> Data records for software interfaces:

=-=-=

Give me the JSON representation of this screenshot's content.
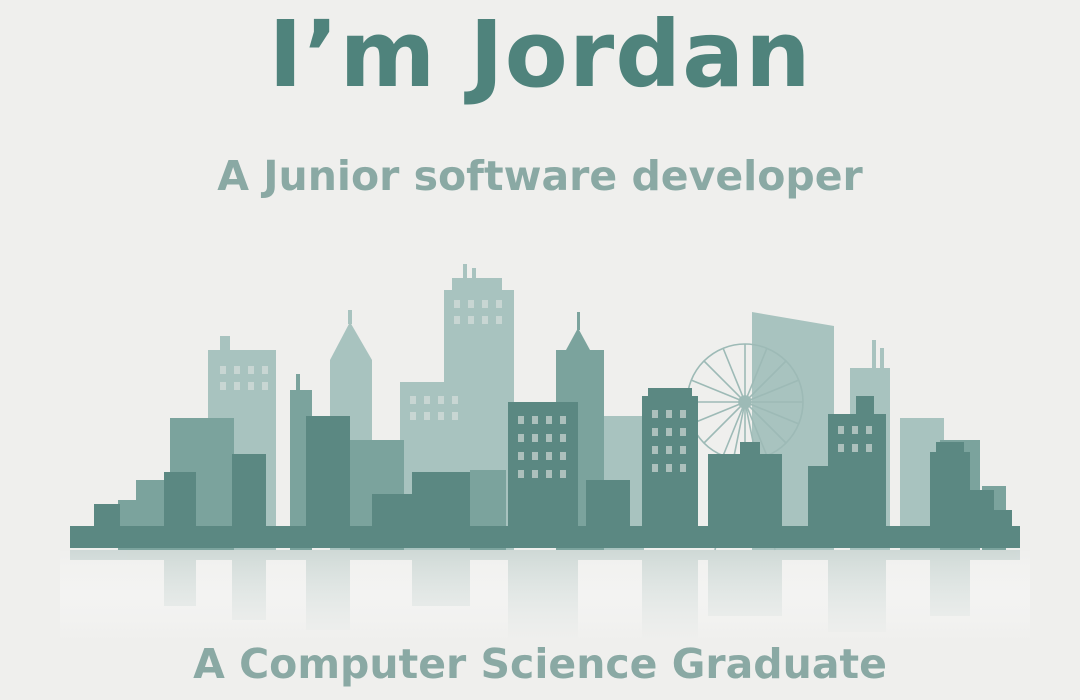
{
  "header": {
    "title": "I’m Jordan",
    "subtitle": "A Junior software developer"
  },
  "footer": {
    "tagline": "A Computer Science Graduate"
  },
  "colors": {
    "background": "#efefed",
    "title": "#4f837c",
    "subtitle": "#8aa9a4",
    "dark_building": "#5b8882",
    "mid_building": "#7ba39d",
    "light_building": "#a8c3bf"
  },
  "illustration": {
    "icon": "city-skyline-icon",
    "features": [
      "ferris-wheel-icon",
      "reflection"
    ]
  }
}
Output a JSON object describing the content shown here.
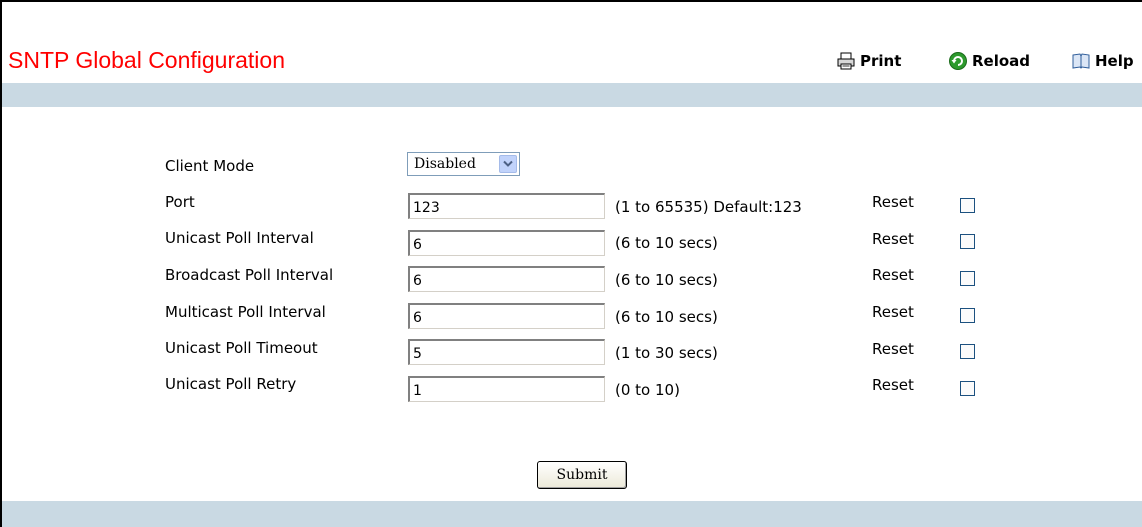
{
  "page": {
    "title": "SNTP Global Configuration"
  },
  "toolbar": {
    "print_label": "Print",
    "reload_label": "Reload",
    "help_label": "Help"
  },
  "form": {
    "client_mode": {
      "label": "Client Mode",
      "value": "Disabled"
    },
    "rows": [
      {
        "label": "Port",
        "value": "123",
        "range": "(1 to 65535) Default:123",
        "reset": "Reset",
        "checked": false
      },
      {
        "label": "Unicast Poll Interval",
        "value": "6",
        "range": "(6 to 10 secs)",
        "reset": "Reset",
        "checked": false
      },
      {
        "label": "Broadcast Poll Interval",
        "value": "6",
        "range": "(6 to 10 secs)",
        "reset": "Reset",
        "checked": false
      },
      {
        "label": "Multicast Poll Interval",
        "value": "6",
        "range": "(6 to 10 secs)",
        "reset": "Reset",
        "checked": false
      },
      {
        "label": "Unicast Poll Timeout",
        "value": "5",
        "range": "(1 to 30 secs)",
        "reset": "Reset",
        "checked": false
      },
      {
        "label": "Unicast Poll Retry",
        "value": "1",
        "range": "(0 to 10)",
        "reset": "Reset",
        "checked": false
      }
    ],
    "submit_label": "Submit"
  },
  "colors": {
    "title": "#ff0000",
    "band": "#c9d9e3",
    "reload_icon": "#2e9a2e"
  },
  "icons": [
    "printer-icon",
    "reload-icon",
    "help-book-icon",
    "chevron-down-icon"
  ]
}
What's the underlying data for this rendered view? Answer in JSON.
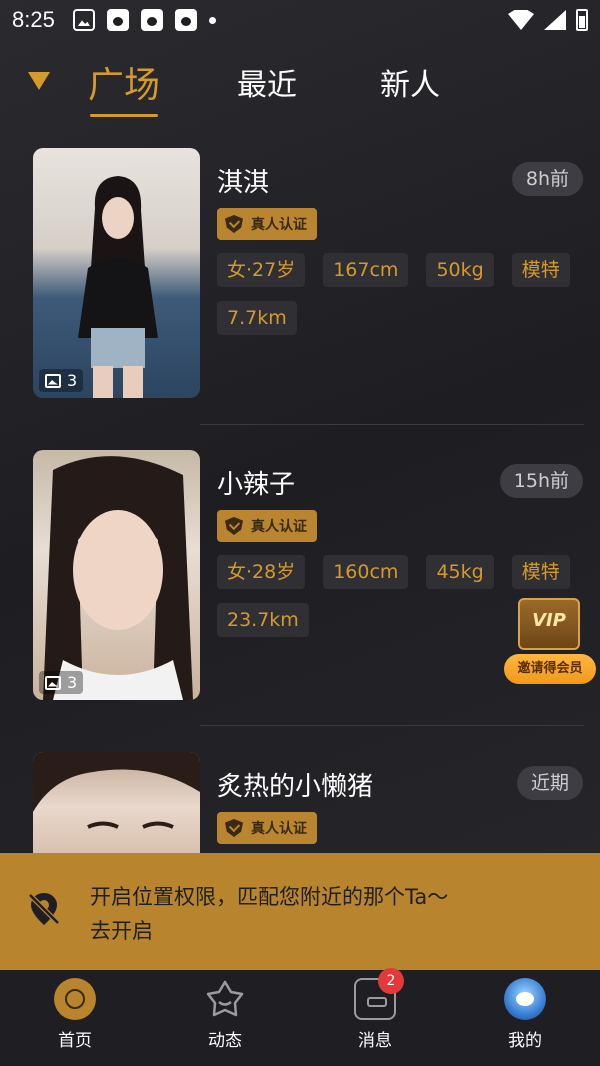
{
  "status_bar": {
    "time": "8:25"
  },
  "tabs": [
    {
      "label": "广场",
      "active": true
    },
    {
      "label": "最近",
      "active": false
    },
    {
      "label": "新人",
      "active": false
    }
  ],
  "verified_label": "真人认证",
  "cards": [
    {
      "name": "淇淇",
      "time": "8h前",
      "photo_count": "3",
      "tags": [
        "女·27岁",
        "167cm",
        "50kg",
        "模特",
        "7.7km"
      ]
    },
    {
      "name": "小辣子",
      "time": "15h前",
      "photo_count": "3",
      "tags": [
        "女·28岁",
        "160cm",
        "45kg",
        "模特",
        "23.7km"
      ]
    },
    {
      "name": "炙热的小懒猪",
      "time": "近期"
    }
  ],
  "vip": {
    "badge": "VIP",
    "label": "邀请得会员"
  },
  "location_banner": {
    "line1": "开启位置权限，匹配您附近的那个Ta～",
    "line2": "去开启"
  },
  "bottom_nav": {
    "items": [
      {
        "label": "首页",
        "icon": "home-icon"
      },
      {
        "label": "动态",
        "icon": "moments-icon"
      },
      {
        "label": "消息",
        "icon": "message-icon",
        "badge": "2"
      },
      {
        "label": "我的",
        "icon": "avatar-icon"
      }
    ]
  },
  "colors": {
    "accent": "#d39a2e",
    "banner": "#b8842e",
    "background": "#1f1f23",
    "badge": "#e23a3a"
  }
}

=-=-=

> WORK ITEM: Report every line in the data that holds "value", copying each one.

> ANSWER SPACE:
      "value": "Disabled"
        "value": "123",
        "value": "6",
        "value": "6",
        "value": "6",
        "value": "5",
        "value": "1",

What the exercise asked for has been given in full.